Your Content, Everywhere
1. Commit to processing licensing requests in real-time by offering instant permissions through automated transactional services. Without these services, publishers often replicate offline licensing processes with requests being handled within 2 to 3 weeks, which risks frustrating customers.
2. Integrate your licensing tool where the content resides and wherever you expect the transaction will take place; for years now, this has been your website, but in 2011, it can also mean your "app."
4. Streamline your permissions process, allowing like-minded publications within your organization the ability to scale up in terms of handling more permissions requests. This helps free staff to focus on other business growth opportunities.
5. Leverage existing Web and mobile traffic to drive additional licensing revenue. For example, if a publisher provides a "get permissions" button, the user looking to share content is more likely to complete the transaction due to its ease-of-use.
6. Offer everything for licensing, not only text but portions of text, as well as images, audio, video, etc. A perfect example of how context licensing and technology work together is the trend toward atomized content—rightsholders licensing smaller portions of their content—by the chapter, article, even by the paragraph. Content buyers want it, and publishers are listening.

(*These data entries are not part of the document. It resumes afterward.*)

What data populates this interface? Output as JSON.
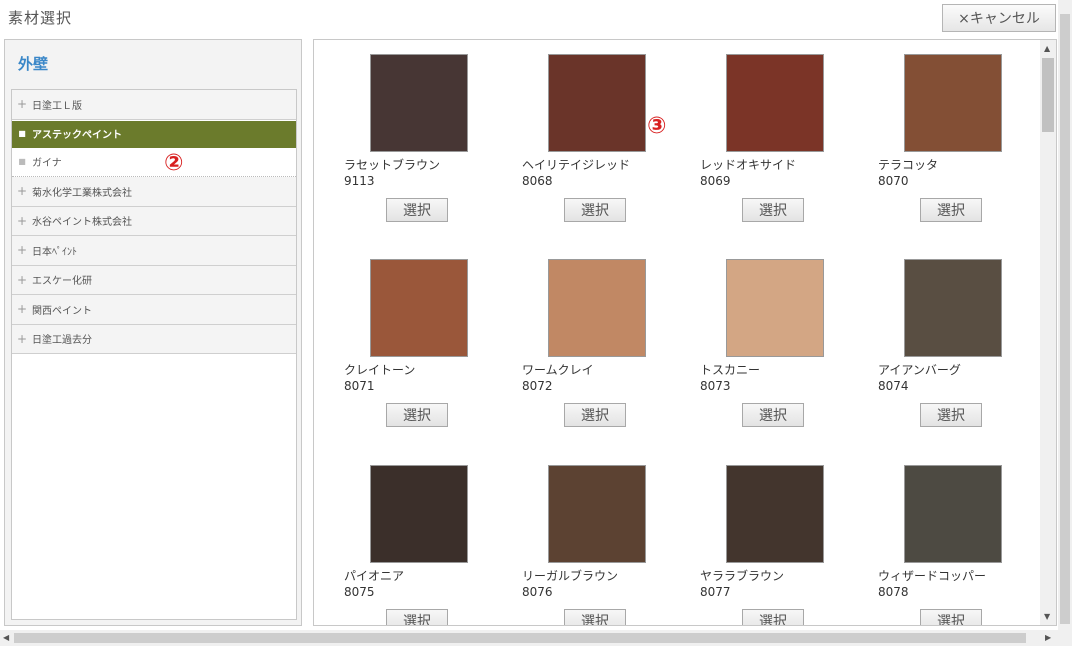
{
  "dialog": {
    "title": "素材選択",
    "cancel_label": "×キャンセル"
  },
  "sidebar": {
    "heading": "外壁",
    "items": [
      {
        "label": "日塗工Ｌ版",
        "marker": "+",
        "state": "collapsed"
      },
      {
        "label": "アステックペイント",
        "marker": "■",
        "state": "active"
      },
      {
        "label": "ガイナ",
        "marker": "■",
        "state": "sub"
      },
      {
        "label": "菊水化学工業株式会社",
        "marker": "+",
        "state": "collapsed"
      },
      {
        "label": "水谷ペイント株式会社",
        "marker": "+",
        "state": "collapsed"
      },
      {
        "label": "日本ﾍﾟｲﾝﾄ",
        "marker": "+",
        "state": "collapsed"
      },
      {
        "label": "エスケー化研",
        "marker": "+",
        "state": "collapsed"
      },
      {
        "label": "関西ペイント",
        "marker": "+",
        "state": "collapsed"
      },
      {
        "label": "日塗工過去分",
        "marker": "+",
        "state": "collapsed"
      }
    ]
  },
  "annotations": {
    "marker_2": "②",
    "marker_3": "③"
  },
  "select_label": "選択",
  "materials": [
    {
      "name": "ラセットブラウン",
      "code": "9113",
      "color": "#473634"
    },
    {
      "name": "ヘイリテイジレッド",
      "code": "8068",
      "color": "#6a3429"
    },
    {
      "name": "レッドオキサイド",
      "code": "8069",
      "color": "#7b3427"
    },
    {
      "name": "テラコッタ",
      "code": "8070",
      "color": "#834f35"
    },
    {
      "name": "クレイトーン",
      "code": "8071",
      "color": "#9a573a"
    },
    {
      "name": "ワームクレイ",
      "code": "8072",
      "color": "#c18864"
    },
    {
      "name": "トスカニー",
      "code": "8073",
      "color": "#d3a684"
    },
    {
      "name": "アイアンバーグ",
      "code": "8074",
      "color": "#594e42"
    },
    {
      "name": "パイオニア",
      "code": "8075",
      "color": "#3b2f2a"
    },
    {
      "name": "リーガルブラウン",
      "code": "8076",
      "color": "#5c4232"
    },
    {
      "name": "ヤララブラウン",
      "code": "8077",
      "color": "#43352d"
    },
    {
      "name": "ウィザードコッパー",
      "code": "8078",
      "color": "#4d4a42"
    }
  ],
  "scroll_arrows": {
    "up": "▲",
    "down": "▼",
    "left": "◀",
    "right": "▶"
  }
}
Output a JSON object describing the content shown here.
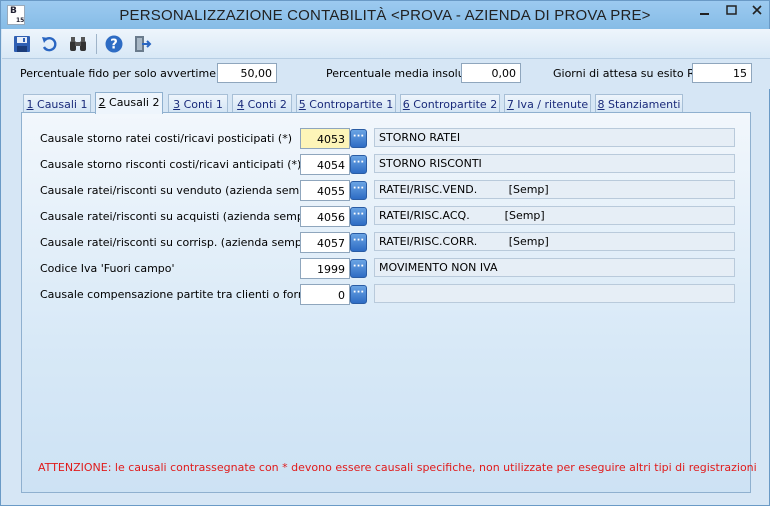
{
  "window": {
    "title": "PERSONALIZZAZIONE CONTABILITÀ <PROVA - AZIENDA DI PROVA PRE>",
    "app_icon_letter": "B",
    "app_icon_sub": "15"
  },
  "toolbar": {
    "icons": [
      "save-icon",
      "undo-icon",
      "binoculars-icon",
      "help-icon",
      "exit-icon"
    ]
  },
  "params": {
    "fido_label": "Percentuale fido per solo avvertimento",
    "fido_value": "50,00",
    "insoluti_label": "Percentuale media insoluti",
    "insoluti_value": "0,00",
    "giorni_label": "Giorni di attesa su esito RB",
    "giorni_value": "15"
  },
  "tabs": [
    {
      "key": "1",
      "label": " Causali 1"
    },
    {
      "key": "2",
      "label": " Causali 2"
    },
    {
      "key": "3",
      "label": " Conti 1"
    },
    {
      "key": "4",
      "label": " Conti 2"
    },
    {
      "key": "5",
      "label": " Contropartite 1"
    },
    {
      "key": "6",
      "label": " Contropartite 2"
    },
    {
      "key": "7",
      "label": " Iva / ritenute"
    },
    {
      "key": "8",
      "label": " Stanziamenti"
    }
  ],
  "rows": [
    {
      "label": "Causale storno ratei costi/ricavi posticipati (*)",
      "code": "4053",
      "desc": "STORNO RATEI"
    },
    {
      "label": "Causale storno risconti costi/ricavi anticipati (*)",
      "code": "4054",
      "desc": "STORNO RISCONTI"
    },
    {
      "label": "Causale ratei/risconti su venduto (azienda sempl.) (*)",
      "code": "4055",
      "desc": "RATEI/RISC.VEND.         [Semp]"
    },
    {
      "label": "Causale ratei/risconti su acquisti (azienda sempl.) (*)",
      "code": "4056",
      "desc": "RATEI/RISC.ACQ.          [Semp]"
    },
    {
      "label": "Causale ratei/risconti su corrisp. (azienda sempl.) (*)",
      "code": "4057",
      "desc": "RATEI/RISC.CORR.         [Semp]"
    },
    {
      "label": "Codice Iva 'Fuori campo'",
      "code": "1999",
      "desc": "MOVIMENTO NON IVA"
    },
    {
      "label": "Causale compensazione partite tra clienti o fornitori",
      "code": "0",
      "desc": ""
    }
  ],
  "lookup_glyph": "···",
  "warning": "ATTENZIONE: le causali contrassegnate con * devono essere causali specifiche, non utilizzate per eseguire altri tipi di registrazioni",
  "colors": {
    "warning": "#e01b1b",
    "focused_field": "#fdf5b8"
  }
}
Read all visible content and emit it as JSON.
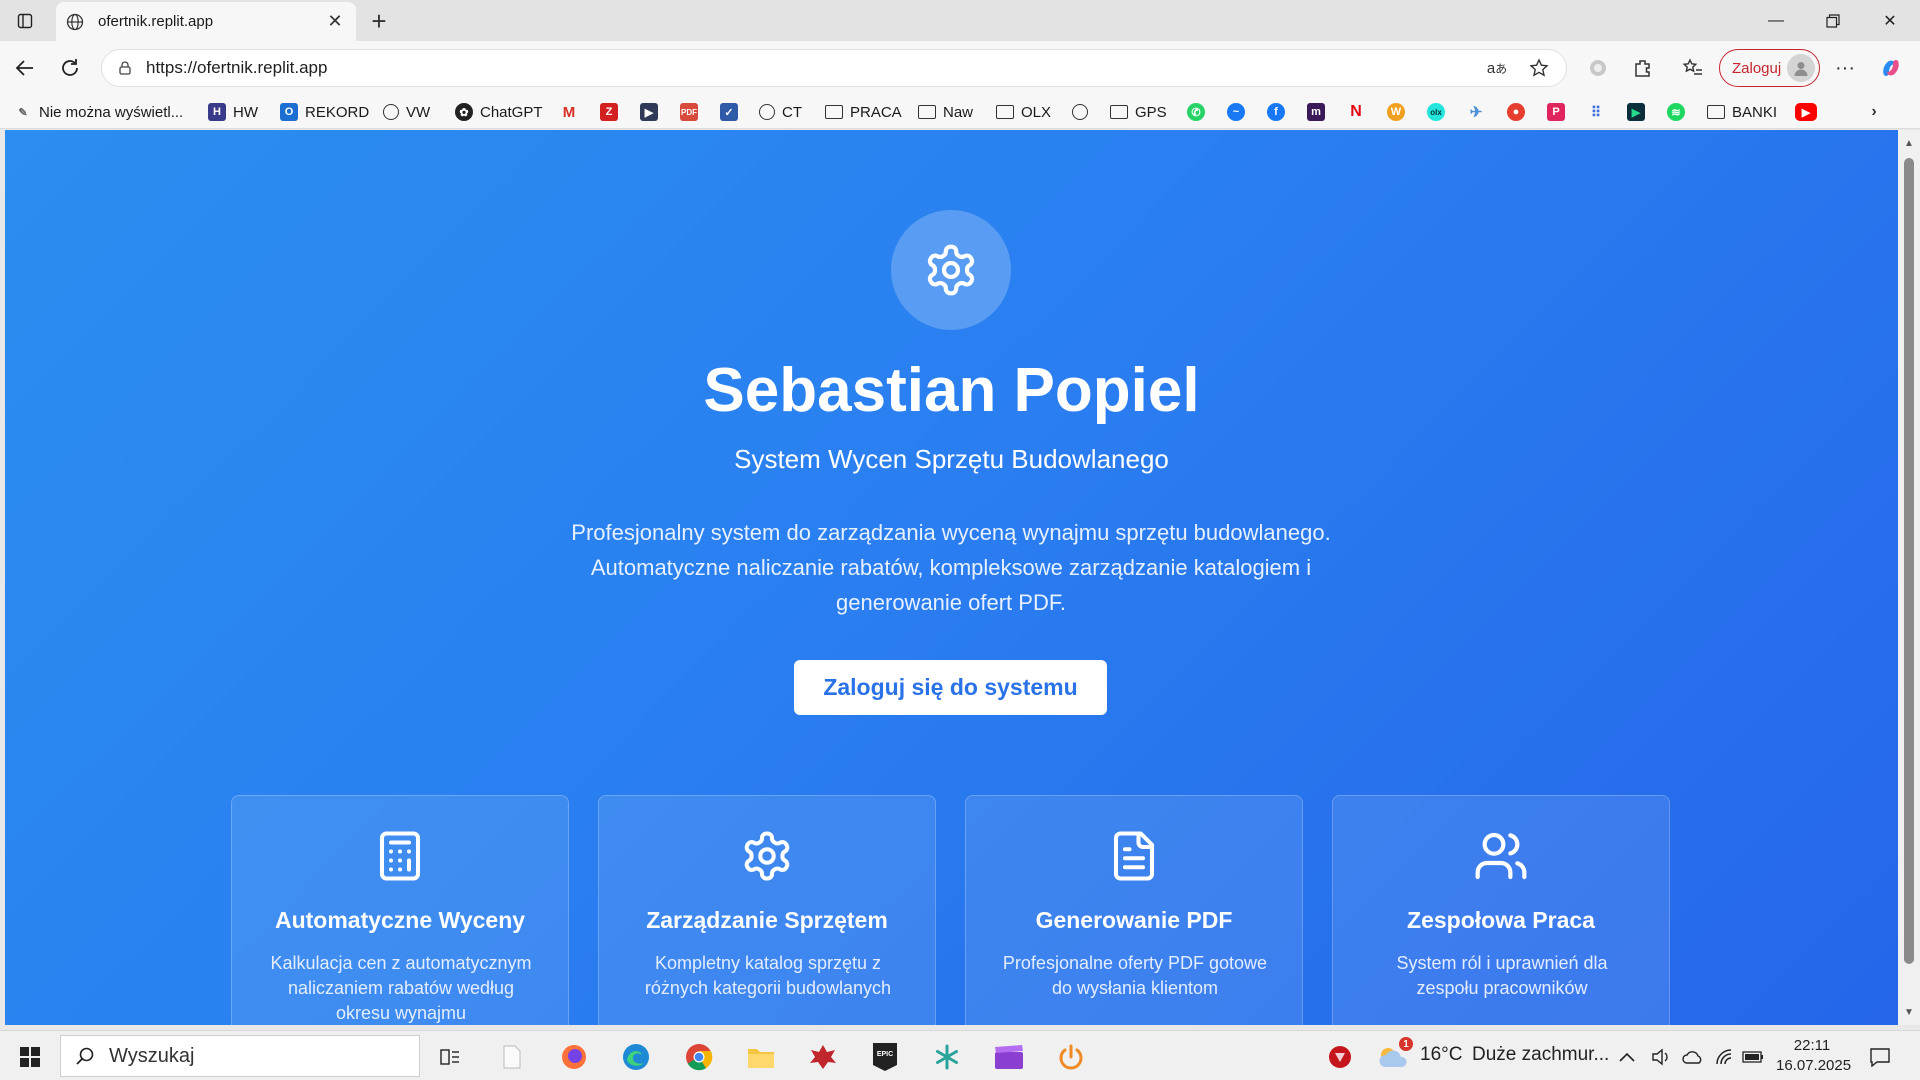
{
  "browser": {
    "tab_title": "ofertnik.replit.app",
    "url": "https://ofertnik.replit.app",
    "profile_button": "Zaloguj",
    "bookmarks": [
      {
        "label": "Nie można wyświetl...",
        "icon": "broken-image-icon"
      },
      {
        "label": "HW",
        "icon": "hw-icon"
      },
      {
        "label": "REKORD",
        "icon": "outlook-icon"
      },
      {
        "label": "VW",
        "icon": "globe-icon"
      },
      {
        "label": "ChatGPT",
        "icon": "chatgpt-icon"
      },
      {
        "label": "",
        "icon": "gmail-icon"
      },
      {
        "label": "",
        "icon": "z-icon"
      },
      {
        "label": "",
        "icon": "video-icon"
      },
      {
        "label": "",
        "icon": "pdf-jpg-icon"
      },
      {
        "label": "",
        "icon": "tool-icon"
      },
      {
        "label": "CT",
        "icon": "globe-icon"
      },
      {
        "label": "PRACA",
        "icon": "folder-icon"
      },
      {
        "label": "Naw",
        "icon": "folder-icon"
      },
      {
        "label": "OLX",
        "icon": "folder-icon"
      },
      {
        "label": "",
        "icon": "globe-icon"
      },
      {
        "label": "GPS",
        "icon": "folder-icon"
      },
      {
        "label": "",
        "icon": "whatsapp-icon"
      },
      {
        "label": "",
        "icon": "messenger-icon"
      },
      {
        "label": "",
        "icon": "facebook-icon"
      },
      {
        "label": "",
        "icon": "m-icon"
      },
      {
        "label": "",
        "icon": "netflix-icon"
      },
      {
        "label": "",
        "icon": "w-icon"
      },
      {
        "label": "",
        "icon": "olx-icon"
      },
      {
        "label": "",
        "icon": "tool2-icon"
      },
      {
        "label": "",
        "icon": "red-icon"
      },
      {
        "label": "",
        "icon": "p-icon"
      },
      {
        "label": "",
        "icon": "apps-grid-icon"
      },
      {
        "label": "",
        "icon": "play-icon"
      },
      {
        "label": "",
        "icon": "spotify-icon"
      },
      {
        "label": "BANKI",
        "icon": "folder-icon"
      },
      {
        "label": "",
        "icon": "youtube-icon"
      }
    ]
  },
  "page": {
    "title": "Sebastian Popiel",
    "subtitle": "System Wycen Sprzętu Budowlanego",
    "description": "Profesjonalny system do zarządzania wyceną wynajmu sprzętu budowlanego. Automatyczne naliczanie rabatów, kompleksowe zarządzanie katalogiem i generowanie ofert PDF.",
    "cta_label": "Zaloguj się do systemu",
    "features": [
      {
        "title": "Automatyczne Wyceny",
        "description": "Kalkulacja cen z automatycznym naliczaniem rabatów według okresu wynajmu",
        "icon": "calculator-icon"
      },
      {
        "title": "Zarządzanie Sprzętem",
        "description": "Kompletny katalog sprzętu z różnych kategorii budowlanych",
        "icon": "gear-icon"
      },
      {
        "title": "Generowanie PDF",
        "description": "Profesjonalne oferty PDF gotowe do wysłania klientom",
        "icon": "document-icon"
      },
      {
        "title": "Zespołowa Praca",
        "description": "System ról i uprawnień dla zespołu pracowników",
        "icon": "users-icon"
      }
    ]
  },
  "taskbar": {
    "search_placeholder": "Wyszukaj",
    "weather_temp": "16°C",
    "weather_desc": "Duże zachmur...",
    "weather_badge": "1",
    "time": "22:11",
    "date": "16.07.2025"
  },
  "colors": {
    "page_gradient_start": "#2b8ef0",
    "page_gradient_end": "#2566ea",
    "cta_text": "#2a72e8",
    "login_pill": "#c4262e"
  }
}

7. Take control. Publishers can set their own custom licensing options based on their particular pricing structure. Custom licensing requires the greatest effort, but it often delivers high financial return and allows publishers to tailor their licensing programs to the specific needs of content buyers. This type of solution is available to all publishers of all sizes in all types of markets, including trade, scientific, technical and medical (STM), news and business-to-business. Unfortunately, custom licensing can be expensive both in labor and overhead, regardless of whether an agreement is implemented through a direct sales force or through subscription or sub-rights agents.